What you need to do :: Look for "Search" in the records and copy every line that has it.

Source records
▬▬▬

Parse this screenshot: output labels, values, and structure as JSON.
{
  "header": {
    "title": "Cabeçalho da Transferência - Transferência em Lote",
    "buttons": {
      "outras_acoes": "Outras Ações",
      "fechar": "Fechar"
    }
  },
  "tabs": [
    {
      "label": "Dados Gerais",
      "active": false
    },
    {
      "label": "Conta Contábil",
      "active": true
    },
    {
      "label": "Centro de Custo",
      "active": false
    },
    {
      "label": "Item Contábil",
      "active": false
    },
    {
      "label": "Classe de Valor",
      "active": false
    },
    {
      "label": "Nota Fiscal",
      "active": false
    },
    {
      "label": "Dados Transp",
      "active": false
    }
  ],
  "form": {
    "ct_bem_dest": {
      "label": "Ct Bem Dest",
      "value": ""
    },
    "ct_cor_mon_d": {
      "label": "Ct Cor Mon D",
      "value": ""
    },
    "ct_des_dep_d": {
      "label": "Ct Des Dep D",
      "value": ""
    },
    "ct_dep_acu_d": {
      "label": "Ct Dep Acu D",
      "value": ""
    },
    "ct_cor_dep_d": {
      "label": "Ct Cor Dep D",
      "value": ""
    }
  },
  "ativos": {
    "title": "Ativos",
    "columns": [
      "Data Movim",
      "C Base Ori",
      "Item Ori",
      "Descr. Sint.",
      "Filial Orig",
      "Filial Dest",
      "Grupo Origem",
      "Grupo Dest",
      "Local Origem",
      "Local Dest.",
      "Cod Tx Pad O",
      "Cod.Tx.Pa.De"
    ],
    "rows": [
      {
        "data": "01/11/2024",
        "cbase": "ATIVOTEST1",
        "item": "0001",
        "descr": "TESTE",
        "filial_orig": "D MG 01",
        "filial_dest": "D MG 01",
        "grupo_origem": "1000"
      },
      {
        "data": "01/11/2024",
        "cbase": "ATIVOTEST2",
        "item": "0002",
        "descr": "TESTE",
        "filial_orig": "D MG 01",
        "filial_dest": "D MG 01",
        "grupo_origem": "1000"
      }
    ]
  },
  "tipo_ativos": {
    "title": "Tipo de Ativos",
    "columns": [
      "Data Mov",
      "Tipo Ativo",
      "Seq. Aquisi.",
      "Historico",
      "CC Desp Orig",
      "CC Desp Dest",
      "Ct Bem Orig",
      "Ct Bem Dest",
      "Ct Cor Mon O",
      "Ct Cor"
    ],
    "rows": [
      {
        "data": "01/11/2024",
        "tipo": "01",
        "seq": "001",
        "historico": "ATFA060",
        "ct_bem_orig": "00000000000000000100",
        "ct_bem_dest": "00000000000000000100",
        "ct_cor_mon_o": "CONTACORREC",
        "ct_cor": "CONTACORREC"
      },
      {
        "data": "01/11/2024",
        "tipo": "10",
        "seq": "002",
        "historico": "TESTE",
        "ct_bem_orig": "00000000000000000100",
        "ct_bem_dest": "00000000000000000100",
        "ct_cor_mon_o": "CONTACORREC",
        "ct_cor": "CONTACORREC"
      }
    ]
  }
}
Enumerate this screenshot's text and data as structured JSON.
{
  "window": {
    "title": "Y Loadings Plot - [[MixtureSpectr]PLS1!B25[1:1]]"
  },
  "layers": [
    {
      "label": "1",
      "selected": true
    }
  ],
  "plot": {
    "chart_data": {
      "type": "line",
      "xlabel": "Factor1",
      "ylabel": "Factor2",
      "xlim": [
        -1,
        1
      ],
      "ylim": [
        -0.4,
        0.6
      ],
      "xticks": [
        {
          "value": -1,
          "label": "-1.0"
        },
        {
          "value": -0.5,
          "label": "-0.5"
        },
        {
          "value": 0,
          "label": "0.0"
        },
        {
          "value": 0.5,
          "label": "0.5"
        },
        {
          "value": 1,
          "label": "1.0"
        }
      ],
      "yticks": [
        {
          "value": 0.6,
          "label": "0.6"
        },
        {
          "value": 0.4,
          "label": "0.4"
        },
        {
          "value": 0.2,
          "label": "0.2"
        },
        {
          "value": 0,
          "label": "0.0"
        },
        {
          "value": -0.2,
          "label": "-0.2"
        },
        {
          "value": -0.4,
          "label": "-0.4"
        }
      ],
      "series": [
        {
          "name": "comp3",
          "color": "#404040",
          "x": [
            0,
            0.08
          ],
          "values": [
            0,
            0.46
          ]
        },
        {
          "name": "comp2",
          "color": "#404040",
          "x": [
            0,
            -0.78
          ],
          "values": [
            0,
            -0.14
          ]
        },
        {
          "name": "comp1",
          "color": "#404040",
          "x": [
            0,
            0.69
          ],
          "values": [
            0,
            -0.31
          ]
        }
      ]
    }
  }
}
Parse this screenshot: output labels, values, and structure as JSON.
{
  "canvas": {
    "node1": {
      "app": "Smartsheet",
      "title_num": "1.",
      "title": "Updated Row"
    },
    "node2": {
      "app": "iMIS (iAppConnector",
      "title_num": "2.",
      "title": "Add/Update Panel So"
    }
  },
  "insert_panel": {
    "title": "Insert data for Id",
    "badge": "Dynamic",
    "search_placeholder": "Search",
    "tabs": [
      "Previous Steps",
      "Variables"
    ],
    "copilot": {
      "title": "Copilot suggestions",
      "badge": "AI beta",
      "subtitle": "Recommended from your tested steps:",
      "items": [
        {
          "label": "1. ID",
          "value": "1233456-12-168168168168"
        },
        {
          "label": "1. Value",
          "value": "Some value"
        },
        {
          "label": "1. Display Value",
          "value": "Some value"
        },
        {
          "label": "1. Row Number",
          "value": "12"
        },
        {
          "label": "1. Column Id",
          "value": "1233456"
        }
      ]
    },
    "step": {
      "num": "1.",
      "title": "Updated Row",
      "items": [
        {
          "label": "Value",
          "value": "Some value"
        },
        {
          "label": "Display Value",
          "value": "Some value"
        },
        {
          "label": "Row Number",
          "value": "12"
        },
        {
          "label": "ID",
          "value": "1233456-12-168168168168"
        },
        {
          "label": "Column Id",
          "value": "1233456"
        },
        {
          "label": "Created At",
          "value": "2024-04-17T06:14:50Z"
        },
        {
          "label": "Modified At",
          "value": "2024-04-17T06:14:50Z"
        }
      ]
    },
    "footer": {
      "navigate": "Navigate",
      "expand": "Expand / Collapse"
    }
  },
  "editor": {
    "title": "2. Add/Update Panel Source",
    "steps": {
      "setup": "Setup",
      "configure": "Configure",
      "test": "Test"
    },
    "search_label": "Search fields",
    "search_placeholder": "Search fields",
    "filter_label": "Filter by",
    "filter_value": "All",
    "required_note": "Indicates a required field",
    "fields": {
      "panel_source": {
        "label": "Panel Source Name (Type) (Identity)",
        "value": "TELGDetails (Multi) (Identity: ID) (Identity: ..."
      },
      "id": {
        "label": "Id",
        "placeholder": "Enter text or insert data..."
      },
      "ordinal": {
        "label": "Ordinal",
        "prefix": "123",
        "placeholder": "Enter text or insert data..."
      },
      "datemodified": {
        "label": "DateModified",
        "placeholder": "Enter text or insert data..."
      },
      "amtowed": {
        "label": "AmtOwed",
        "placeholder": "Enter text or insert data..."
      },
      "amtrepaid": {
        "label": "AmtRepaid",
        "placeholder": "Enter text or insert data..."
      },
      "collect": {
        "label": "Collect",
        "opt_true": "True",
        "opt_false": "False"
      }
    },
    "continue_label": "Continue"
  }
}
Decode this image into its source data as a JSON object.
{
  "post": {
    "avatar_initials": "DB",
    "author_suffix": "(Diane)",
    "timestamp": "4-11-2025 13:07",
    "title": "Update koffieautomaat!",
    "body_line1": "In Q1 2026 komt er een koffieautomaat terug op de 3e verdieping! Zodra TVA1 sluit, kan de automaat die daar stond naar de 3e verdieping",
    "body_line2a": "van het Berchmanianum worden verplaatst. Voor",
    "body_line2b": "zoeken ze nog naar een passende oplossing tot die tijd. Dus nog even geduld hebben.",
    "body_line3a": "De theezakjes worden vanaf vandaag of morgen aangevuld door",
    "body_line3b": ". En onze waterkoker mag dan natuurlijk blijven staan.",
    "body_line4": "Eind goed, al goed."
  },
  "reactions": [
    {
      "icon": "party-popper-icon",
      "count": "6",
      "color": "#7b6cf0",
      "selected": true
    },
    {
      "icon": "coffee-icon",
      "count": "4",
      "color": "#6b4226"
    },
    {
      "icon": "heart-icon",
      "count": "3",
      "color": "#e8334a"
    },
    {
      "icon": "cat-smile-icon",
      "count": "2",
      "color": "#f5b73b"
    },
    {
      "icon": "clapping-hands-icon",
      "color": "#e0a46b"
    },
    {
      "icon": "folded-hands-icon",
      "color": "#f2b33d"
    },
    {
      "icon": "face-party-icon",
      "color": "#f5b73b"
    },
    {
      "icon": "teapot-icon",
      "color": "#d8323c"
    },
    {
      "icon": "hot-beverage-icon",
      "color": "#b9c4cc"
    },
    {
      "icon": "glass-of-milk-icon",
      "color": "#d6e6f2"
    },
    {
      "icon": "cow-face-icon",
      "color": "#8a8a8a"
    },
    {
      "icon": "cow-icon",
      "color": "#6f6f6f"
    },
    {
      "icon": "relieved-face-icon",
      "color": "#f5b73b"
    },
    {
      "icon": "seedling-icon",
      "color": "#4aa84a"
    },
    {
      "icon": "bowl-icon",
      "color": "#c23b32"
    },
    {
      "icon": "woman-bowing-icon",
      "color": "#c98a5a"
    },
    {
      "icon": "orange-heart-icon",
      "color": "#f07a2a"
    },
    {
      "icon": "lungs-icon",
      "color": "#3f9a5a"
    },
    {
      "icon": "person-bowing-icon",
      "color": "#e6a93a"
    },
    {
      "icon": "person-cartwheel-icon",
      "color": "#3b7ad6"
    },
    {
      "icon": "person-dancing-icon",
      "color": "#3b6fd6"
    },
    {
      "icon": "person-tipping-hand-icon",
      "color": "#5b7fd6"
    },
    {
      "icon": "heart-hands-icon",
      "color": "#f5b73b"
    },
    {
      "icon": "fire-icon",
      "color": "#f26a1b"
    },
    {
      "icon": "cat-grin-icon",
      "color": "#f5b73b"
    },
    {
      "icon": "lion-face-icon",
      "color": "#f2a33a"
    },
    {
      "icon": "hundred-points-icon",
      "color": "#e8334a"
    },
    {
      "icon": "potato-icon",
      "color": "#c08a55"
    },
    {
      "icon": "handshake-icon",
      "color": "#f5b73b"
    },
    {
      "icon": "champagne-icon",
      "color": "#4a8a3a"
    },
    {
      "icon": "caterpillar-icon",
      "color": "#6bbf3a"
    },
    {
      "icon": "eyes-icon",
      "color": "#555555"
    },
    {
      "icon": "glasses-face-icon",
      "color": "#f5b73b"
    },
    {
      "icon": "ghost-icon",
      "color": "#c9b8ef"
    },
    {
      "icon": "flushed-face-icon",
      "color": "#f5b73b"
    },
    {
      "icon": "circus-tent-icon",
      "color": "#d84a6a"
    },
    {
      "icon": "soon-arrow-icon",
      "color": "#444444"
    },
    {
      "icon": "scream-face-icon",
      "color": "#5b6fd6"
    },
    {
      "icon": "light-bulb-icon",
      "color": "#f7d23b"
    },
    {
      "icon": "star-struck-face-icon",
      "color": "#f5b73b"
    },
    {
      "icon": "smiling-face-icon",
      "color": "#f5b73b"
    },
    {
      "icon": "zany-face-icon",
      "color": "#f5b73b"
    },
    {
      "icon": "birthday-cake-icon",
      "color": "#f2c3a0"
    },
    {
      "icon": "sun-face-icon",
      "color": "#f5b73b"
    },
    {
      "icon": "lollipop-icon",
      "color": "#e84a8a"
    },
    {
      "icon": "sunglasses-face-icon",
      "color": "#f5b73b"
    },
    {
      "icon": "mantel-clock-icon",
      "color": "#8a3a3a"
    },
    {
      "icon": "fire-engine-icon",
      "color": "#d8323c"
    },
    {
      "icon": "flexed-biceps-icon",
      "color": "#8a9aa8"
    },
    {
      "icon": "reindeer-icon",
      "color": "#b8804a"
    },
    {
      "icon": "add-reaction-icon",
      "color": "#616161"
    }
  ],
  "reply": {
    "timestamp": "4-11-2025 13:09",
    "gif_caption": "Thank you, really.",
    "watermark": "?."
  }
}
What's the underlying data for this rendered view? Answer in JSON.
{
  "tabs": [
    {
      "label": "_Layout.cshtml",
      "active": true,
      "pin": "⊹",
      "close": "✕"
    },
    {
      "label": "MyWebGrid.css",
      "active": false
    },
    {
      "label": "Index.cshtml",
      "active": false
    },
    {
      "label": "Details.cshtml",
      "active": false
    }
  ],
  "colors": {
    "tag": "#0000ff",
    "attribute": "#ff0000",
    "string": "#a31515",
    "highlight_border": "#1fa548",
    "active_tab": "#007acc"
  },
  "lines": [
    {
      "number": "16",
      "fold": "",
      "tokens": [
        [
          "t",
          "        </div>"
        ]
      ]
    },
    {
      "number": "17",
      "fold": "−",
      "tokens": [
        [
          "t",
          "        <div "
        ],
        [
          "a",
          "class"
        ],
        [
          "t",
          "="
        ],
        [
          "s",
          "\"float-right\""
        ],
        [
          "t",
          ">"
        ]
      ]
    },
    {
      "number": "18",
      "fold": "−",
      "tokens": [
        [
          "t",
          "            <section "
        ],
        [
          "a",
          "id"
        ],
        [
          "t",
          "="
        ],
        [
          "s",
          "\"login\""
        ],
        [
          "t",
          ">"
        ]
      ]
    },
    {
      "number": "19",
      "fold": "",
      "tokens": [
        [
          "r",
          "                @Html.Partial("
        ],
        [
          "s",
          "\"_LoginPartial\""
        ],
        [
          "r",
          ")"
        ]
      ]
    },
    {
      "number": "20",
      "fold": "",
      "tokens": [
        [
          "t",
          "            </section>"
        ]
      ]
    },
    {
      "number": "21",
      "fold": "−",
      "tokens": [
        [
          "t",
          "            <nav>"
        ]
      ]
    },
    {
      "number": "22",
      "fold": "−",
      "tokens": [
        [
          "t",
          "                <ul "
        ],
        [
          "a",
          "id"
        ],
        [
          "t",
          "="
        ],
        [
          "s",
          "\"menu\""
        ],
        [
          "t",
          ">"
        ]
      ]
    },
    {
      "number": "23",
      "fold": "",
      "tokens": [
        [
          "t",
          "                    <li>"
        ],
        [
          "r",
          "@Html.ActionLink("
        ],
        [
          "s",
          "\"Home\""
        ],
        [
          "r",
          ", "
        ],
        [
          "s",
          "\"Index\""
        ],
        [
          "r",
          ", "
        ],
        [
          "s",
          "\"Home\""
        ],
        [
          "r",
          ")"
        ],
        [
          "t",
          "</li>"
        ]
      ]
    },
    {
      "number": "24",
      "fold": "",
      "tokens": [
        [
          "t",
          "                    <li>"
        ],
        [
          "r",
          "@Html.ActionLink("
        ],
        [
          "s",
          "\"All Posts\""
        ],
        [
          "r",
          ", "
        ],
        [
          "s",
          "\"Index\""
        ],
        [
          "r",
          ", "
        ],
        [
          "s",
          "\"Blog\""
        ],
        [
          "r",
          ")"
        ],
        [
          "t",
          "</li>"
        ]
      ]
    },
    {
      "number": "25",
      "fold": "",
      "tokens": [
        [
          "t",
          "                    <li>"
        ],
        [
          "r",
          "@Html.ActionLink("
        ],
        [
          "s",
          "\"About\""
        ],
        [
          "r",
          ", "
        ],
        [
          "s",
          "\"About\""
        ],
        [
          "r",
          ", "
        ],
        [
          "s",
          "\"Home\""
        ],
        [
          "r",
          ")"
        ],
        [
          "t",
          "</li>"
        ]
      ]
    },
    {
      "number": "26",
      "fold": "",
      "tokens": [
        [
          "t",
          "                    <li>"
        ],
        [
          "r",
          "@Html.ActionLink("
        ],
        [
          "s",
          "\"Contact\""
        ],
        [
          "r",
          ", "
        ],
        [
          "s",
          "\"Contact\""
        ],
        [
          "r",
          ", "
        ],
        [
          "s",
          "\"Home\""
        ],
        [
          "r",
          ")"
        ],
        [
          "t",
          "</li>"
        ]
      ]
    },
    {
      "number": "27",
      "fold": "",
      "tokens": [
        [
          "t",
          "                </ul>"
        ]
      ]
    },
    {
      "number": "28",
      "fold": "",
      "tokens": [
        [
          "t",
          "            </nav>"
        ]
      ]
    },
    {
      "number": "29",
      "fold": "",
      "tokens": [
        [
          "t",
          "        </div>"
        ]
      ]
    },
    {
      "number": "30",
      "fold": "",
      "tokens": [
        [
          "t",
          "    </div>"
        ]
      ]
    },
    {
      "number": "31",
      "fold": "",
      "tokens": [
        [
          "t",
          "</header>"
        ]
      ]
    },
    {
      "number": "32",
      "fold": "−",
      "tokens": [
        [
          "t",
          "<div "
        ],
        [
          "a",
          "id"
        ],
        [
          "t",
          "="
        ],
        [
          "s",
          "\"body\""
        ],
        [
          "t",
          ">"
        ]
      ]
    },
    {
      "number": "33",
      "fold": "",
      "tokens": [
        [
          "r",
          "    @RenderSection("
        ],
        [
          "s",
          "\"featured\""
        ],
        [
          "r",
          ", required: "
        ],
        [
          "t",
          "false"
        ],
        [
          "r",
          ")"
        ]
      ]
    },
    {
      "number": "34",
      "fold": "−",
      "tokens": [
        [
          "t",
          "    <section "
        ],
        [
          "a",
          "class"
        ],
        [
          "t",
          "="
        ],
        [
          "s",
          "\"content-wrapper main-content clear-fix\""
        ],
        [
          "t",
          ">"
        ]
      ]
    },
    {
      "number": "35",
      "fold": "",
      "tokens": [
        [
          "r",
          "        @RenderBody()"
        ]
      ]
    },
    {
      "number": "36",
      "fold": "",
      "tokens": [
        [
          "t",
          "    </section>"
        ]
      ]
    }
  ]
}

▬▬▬

Output ::
    "search_placeholder": "Search",
    "search_label": "Search fields",
    "search_placeholder": "Search fields",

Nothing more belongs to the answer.